## Work order
The task calls for every entry to be printed word for word, without the images.

## Available data

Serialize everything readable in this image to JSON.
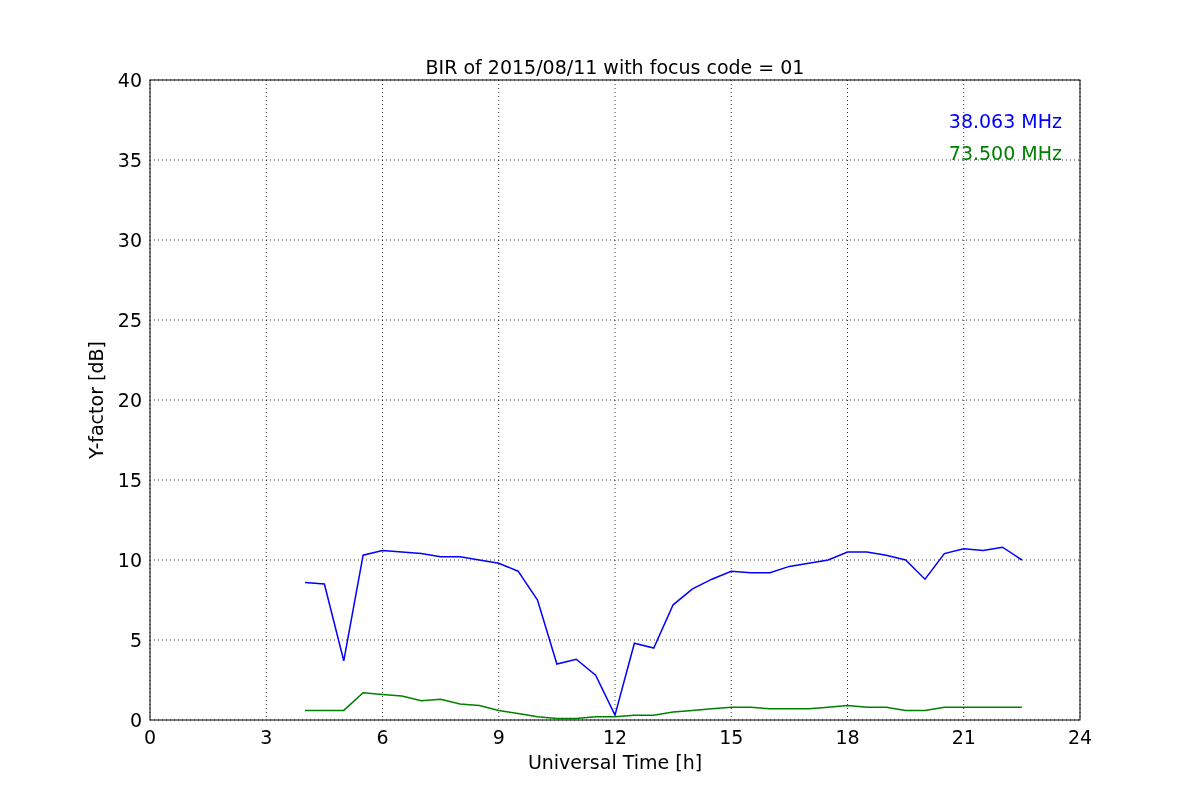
{
  "chart_data": {
    "type": "line",
    "title": "BIR of 2015/08/11 with focus code = 01",
    "xlabel": "Universal Time [h]",
    "ylabel": "Y-factor [dB]",
    "xlim": [
      0,
      24
    ],
    "ylim": [
      0,
      40
    ],
    "xticks": [
      0,
      3,
      6,
      9,
      12,
      15,
      18,
      21,
      24
    ],
    "yticks": [
      0,
      5,
      10,
      15,
      20,
      25,
      30,
      35,
      40
    ],
    "grid": true,
    "x": [
      4.0,
      4.5,
      5.0,
      5.5,
      6.0,
      6.5,
      7.0,
      7.5,
      8.0,
      8.5,
      9.0,
      9.5,
      10.0,
      10.5,
      11.0,
      11.5,
      12.0,
      12.5,
      13.0,
      13.5,
      14.0,
      14.5,
      15.0,
      15.5,
      16.0,
      16.5,
      17.0,
      17.5,
      18.0,
      18.5,
      19.0,
      19.5,
      20.0,
      20.5,
      21.0,
      21.5,
      22.0,
      22.5
    ],
    "series": [
      {
        "name": "38.063 MHz",
        "color": "#0000ff",
        "values": [
          8.6,
          8.5,
          3.7,
          10.3,
          10.6,
          10.5,
          10.4,
          10.2,
          10.2,
          10.0,
          9.8,
          9.3,
          7.5,
          3.5,
          3.8,
          2.8,
          0.3,
          4.8,
          4.5,
          7.2,
          8.2,
          8.8,
          9.3,
          9.2,
          9.2,
          9.6,
          9.8,
          10.0,
          10.5,
          10.5,
          10.3,
          10.0,
          8.8,
          10.4,
          10.7,
          10.6,
          10.8,
          10.0
        ]
      },
      {
        "name": "73.500 MHz",
        "color": "#008000",
        "values": [
          0.6,
          0.6,
          0.6,
          1.7,
          1.6,
          1.5,
          1.2,
          1.3,
          1.0,
          0.9,
          0.6,
          0.4,
          0.2,
          0.1,
          0.1,
          0.2,
          0.2,
          0.3,
          0.3,
          0.5,
          0.6,
          0.7,
          0.8,
          0.8,
          0.7,
          0.7,
          0.7,
          0.8,
          0.9,
          0.8,
          0.8,
          0.6,
          0.6,
          0.8,
          0.8,
          0.8,
          0.8,
          0.8
        ]
      }
    ]
  }
}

## Completed task
Serialize everything readable in this image to JSON.
{
  "chart_data": {
    "type": "line",
    "title": "BIR of 2015/08/11 with focus code = 01",
    "xlabel": "Universal Time [h]",
    "ylabel": "Y-factor [dB]",
    "xlim": [
      0,
      24
    ],
    "ylim": [
      0,
      40
    ],
    "xticks": [
      0,
      3,
      6,
      9,
      12,
      15,
      18,
      21,
      24
    ],
    "yticks": [
      0,
      5,
      10,
      15,
      20,
      25,
      30,
      35,
      40
    ],
    "grid": true,
    "x": [
      4.0,
      4.5,
      5.0,
      5.5,
      6.0,
      6.5,
      7.0,
      7.5,
      8.0,
      8.5,
      9.0,
      9.5,
      10.0,
      10.5,
      11.0,
      11.5,
      12.0,
      12.5,
      13.0,
      13.5,
      14.0,
      14.5,
      15.0,
      15.5,
      16.0,
      16.5,
      17.0,
      17.5,
      18.0,
      18.5,
      19.0,
      19.5,
      20.0,
      20.5,
      21.0,
      21.5,
      22.0,
      22.5
    ],
    "series": [
      {
        "name": "38.063 MHz",
        "color": "#0000ff",
        "values": [
          8.6,
          8.5,
          3.7,
          10.3,
          10.6,
          10.5,
          10.4,
          10.2,
          10.2,
          10.0,
          9.8,
          9.3,
          7.5,
          3.5,
          3.8,
          2.8,
          0.3,
          4.8,
          4.5,
          7.2,
          8.2,
          8.8,
          9.3,
          9.2,
          9.2,
          9.6,
          9.8,
          10.0,
          10.5,
          10.5,
          10.3,
          10.0,
          8.8,
          10.4,
          10.7,
          10.6,
          10.8,
          10.0
        ]
      },
      {
        "name": "73.500 MHz",
        "color": "#008000",
        "values": [
          0.6,
          0.6,
          0.6,
          1.7,
          1.6,
          1.5,
          1.2,
          1.3,
          1.0,
          0.9,
          0.6,
          0.4,
          0.2,
          0.1,
          0.1,
          0.2,
          0.2,
          0.3,
          0.3,
          0.5,
          0.6,
          0.7,
          0.8,
          0.8,
          0.7,
          0.7,
          0.7,
          0.8,
          0.9,
          0.8,
          0.8,
          0.6,
          0.6,
          0.8,
          0.8,
          0.8,
          0.8,
          0.8
        ]
      }
    ]
  }
}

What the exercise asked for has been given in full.